▶ _Problem details_:
Everything from the line containing "Give me the" through the final line of the material is to be restated word for word, and only that.

--*--

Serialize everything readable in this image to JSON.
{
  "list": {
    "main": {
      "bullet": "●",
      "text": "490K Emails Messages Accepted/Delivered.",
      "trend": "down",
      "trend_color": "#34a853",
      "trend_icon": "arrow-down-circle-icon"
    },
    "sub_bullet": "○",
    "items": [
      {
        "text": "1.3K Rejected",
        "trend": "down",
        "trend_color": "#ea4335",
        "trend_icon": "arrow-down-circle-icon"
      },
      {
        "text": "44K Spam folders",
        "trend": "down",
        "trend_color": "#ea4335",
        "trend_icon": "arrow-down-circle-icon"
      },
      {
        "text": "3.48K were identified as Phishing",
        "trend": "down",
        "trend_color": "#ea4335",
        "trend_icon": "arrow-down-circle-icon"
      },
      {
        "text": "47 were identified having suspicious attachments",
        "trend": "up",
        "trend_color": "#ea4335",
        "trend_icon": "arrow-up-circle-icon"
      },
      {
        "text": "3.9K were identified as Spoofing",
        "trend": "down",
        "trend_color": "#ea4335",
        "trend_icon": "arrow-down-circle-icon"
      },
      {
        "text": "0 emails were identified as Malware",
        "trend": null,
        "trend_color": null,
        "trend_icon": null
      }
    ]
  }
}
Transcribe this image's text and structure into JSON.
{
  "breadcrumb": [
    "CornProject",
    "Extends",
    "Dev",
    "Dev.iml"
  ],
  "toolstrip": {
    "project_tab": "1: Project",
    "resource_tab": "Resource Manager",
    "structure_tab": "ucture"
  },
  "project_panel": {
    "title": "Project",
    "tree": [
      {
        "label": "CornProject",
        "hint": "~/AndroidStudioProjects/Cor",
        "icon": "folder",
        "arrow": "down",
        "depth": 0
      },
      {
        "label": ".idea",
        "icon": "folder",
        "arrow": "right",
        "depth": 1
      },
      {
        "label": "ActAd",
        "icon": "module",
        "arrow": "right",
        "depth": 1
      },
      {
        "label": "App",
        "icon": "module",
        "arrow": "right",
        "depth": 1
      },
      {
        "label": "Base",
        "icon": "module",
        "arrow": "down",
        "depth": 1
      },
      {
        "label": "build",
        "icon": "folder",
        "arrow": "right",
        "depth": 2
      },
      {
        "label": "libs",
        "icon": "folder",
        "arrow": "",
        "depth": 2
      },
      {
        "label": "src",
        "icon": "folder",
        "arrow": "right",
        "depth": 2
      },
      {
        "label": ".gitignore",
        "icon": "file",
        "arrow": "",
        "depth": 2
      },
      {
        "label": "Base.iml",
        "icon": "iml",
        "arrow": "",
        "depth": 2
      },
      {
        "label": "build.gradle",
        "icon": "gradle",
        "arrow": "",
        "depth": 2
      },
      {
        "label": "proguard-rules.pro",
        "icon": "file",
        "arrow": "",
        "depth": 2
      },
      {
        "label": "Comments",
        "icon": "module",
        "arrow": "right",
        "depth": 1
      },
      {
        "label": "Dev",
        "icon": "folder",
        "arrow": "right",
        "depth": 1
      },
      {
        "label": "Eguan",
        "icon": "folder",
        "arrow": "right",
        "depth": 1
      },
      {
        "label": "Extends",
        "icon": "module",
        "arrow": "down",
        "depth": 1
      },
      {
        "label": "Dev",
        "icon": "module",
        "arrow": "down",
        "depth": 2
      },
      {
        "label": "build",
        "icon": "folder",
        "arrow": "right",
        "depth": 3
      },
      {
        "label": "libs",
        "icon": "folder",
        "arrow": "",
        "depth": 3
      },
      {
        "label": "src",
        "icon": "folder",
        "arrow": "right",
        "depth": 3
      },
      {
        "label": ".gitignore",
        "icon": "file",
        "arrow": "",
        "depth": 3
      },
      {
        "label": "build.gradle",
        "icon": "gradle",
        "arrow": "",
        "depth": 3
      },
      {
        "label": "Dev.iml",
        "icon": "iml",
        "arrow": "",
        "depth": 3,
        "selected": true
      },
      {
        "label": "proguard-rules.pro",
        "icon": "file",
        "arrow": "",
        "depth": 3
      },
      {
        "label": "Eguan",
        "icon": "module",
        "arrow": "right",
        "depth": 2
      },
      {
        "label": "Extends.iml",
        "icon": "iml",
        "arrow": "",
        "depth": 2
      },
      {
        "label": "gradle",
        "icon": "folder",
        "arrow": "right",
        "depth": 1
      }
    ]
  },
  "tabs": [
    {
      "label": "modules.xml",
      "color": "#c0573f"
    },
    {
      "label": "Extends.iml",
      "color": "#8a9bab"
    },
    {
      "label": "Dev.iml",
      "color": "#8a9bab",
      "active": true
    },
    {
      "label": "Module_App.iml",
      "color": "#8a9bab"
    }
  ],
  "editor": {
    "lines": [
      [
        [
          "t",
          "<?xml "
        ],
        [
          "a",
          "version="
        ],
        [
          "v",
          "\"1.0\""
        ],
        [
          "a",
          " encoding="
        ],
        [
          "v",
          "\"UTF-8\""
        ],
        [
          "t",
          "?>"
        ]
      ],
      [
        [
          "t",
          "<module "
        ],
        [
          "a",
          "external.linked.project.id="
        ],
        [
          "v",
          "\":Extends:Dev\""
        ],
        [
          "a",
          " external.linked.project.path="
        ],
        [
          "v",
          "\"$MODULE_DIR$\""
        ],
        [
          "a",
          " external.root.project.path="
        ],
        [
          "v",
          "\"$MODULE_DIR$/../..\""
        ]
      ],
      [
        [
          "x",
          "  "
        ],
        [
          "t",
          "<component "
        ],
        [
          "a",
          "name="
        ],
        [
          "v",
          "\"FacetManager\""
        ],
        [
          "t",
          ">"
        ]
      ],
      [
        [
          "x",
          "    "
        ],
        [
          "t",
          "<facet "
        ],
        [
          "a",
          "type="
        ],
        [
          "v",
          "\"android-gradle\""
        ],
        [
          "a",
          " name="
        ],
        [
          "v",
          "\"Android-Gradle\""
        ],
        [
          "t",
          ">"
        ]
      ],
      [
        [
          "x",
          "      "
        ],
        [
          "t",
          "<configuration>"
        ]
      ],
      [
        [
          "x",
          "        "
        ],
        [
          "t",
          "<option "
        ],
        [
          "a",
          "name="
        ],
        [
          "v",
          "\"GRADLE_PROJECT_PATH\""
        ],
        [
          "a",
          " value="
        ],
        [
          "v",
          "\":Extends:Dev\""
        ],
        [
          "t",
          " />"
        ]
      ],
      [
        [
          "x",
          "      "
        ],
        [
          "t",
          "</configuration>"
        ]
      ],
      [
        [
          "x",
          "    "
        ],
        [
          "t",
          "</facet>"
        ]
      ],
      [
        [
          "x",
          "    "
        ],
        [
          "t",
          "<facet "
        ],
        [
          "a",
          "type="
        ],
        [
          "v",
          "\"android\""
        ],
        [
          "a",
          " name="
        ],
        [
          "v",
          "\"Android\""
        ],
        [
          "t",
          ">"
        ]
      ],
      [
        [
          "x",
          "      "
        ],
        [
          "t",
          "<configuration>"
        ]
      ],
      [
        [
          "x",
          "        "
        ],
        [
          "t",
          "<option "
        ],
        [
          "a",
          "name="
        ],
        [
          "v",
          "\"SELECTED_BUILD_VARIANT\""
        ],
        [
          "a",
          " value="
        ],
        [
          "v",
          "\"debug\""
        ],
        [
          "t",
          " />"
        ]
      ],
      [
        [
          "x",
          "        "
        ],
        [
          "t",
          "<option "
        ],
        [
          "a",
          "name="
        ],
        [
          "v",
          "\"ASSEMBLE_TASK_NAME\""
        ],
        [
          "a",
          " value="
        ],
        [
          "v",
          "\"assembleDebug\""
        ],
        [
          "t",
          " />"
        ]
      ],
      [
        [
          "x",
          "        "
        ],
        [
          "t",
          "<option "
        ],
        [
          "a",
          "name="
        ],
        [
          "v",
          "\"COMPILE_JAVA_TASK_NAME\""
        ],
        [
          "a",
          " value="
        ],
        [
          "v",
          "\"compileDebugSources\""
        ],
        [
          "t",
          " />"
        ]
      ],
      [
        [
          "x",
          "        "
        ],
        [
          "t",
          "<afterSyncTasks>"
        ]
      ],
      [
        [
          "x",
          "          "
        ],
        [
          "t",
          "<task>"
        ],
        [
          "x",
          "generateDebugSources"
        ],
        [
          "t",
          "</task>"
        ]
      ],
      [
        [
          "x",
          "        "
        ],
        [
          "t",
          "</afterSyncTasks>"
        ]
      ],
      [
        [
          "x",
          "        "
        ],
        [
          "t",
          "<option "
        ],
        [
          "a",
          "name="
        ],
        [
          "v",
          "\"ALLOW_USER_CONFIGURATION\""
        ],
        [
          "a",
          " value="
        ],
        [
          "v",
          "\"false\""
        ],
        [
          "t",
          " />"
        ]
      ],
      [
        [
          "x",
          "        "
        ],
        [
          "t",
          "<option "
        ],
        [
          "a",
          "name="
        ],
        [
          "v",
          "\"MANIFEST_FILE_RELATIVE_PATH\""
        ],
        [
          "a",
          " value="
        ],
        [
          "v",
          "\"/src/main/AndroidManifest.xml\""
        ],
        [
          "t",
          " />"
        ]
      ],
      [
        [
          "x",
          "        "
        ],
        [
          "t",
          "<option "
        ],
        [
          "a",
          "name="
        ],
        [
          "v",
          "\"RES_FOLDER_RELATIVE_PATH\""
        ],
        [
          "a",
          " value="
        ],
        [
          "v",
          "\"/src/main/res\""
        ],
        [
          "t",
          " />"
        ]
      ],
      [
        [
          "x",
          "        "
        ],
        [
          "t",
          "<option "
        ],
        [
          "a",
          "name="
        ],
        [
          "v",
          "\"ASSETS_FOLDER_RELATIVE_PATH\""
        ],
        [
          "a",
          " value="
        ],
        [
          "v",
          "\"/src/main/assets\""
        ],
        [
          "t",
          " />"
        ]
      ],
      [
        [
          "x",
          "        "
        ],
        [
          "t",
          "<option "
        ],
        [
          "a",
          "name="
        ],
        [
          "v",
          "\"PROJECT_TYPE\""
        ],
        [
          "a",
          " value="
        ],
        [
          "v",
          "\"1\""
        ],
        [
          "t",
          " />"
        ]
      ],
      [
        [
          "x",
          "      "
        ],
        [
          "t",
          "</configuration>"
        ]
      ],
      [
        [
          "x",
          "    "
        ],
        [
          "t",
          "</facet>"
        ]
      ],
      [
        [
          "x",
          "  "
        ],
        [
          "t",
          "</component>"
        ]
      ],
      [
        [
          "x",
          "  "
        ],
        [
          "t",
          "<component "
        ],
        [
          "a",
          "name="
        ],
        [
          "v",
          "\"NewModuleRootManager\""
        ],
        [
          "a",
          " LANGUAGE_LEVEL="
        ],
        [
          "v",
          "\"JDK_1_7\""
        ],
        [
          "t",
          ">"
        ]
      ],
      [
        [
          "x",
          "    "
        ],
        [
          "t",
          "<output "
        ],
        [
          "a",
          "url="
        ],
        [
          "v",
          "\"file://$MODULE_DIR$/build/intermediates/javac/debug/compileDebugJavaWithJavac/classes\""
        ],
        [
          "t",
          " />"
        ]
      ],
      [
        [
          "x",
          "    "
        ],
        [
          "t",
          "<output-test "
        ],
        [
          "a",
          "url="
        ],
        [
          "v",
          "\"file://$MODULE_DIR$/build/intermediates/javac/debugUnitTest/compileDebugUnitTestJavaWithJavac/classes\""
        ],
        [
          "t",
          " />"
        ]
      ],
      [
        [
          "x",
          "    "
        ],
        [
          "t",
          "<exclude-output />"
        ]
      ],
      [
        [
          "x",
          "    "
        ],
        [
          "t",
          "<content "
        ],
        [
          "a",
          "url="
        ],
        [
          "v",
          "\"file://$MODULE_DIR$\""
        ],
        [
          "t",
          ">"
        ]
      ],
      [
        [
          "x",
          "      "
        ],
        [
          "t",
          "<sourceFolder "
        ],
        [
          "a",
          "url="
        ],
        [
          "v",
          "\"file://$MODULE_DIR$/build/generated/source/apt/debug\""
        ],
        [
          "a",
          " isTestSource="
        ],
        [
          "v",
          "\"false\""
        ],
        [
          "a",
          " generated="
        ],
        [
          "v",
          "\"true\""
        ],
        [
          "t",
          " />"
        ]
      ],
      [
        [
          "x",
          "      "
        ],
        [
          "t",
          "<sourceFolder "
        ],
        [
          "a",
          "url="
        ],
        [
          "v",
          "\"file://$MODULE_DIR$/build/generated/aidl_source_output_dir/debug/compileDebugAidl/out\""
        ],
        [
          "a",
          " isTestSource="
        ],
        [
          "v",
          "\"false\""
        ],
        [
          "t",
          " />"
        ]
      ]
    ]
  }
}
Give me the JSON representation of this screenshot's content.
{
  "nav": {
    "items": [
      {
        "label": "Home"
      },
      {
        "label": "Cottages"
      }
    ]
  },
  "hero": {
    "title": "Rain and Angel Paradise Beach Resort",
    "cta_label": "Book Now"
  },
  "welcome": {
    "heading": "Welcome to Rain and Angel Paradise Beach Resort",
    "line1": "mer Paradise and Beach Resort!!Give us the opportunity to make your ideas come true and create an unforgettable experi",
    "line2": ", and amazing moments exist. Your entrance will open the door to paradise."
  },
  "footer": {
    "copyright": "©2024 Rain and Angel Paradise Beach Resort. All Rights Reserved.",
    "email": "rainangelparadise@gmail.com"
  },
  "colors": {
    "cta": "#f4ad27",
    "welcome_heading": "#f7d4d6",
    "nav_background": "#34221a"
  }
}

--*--

▶ _Solution to the exercise_:
Give me the JSON representation of this screenshot's content.
{
  "nav": {
    "items": [
      {
        "label": "Home"
      },
      {
        "label": "Cottages"
      }
    ]
  },
  "hero": {
    "title": "Rain and Angel Paradise Beach Resort",
    "cta_label": "Book Now"
  },
  "welcome": {
    "heading": "Welcome to Rain and Angel Paradise Beach Resort",
    "line1": "mer Paradise and Beach Resort!!Give us the opportunity to make your ideas come true and create an unforgettable experi",
    "line2": ", and amazing moments exist. Your entrance will open the door to paradise."
  },
  "footer": {
    "copyright": "©2024 Rain and Angel Paradise Beach Resort. All Rights Reserved.",
    "email": "rainangelparadise@gmail.com"
  },
  "colors": {
    "cta": "#f4ad27",
    "welcome_heading": "#f7d4d6",
    "nav_background": "#34221a"
  }
}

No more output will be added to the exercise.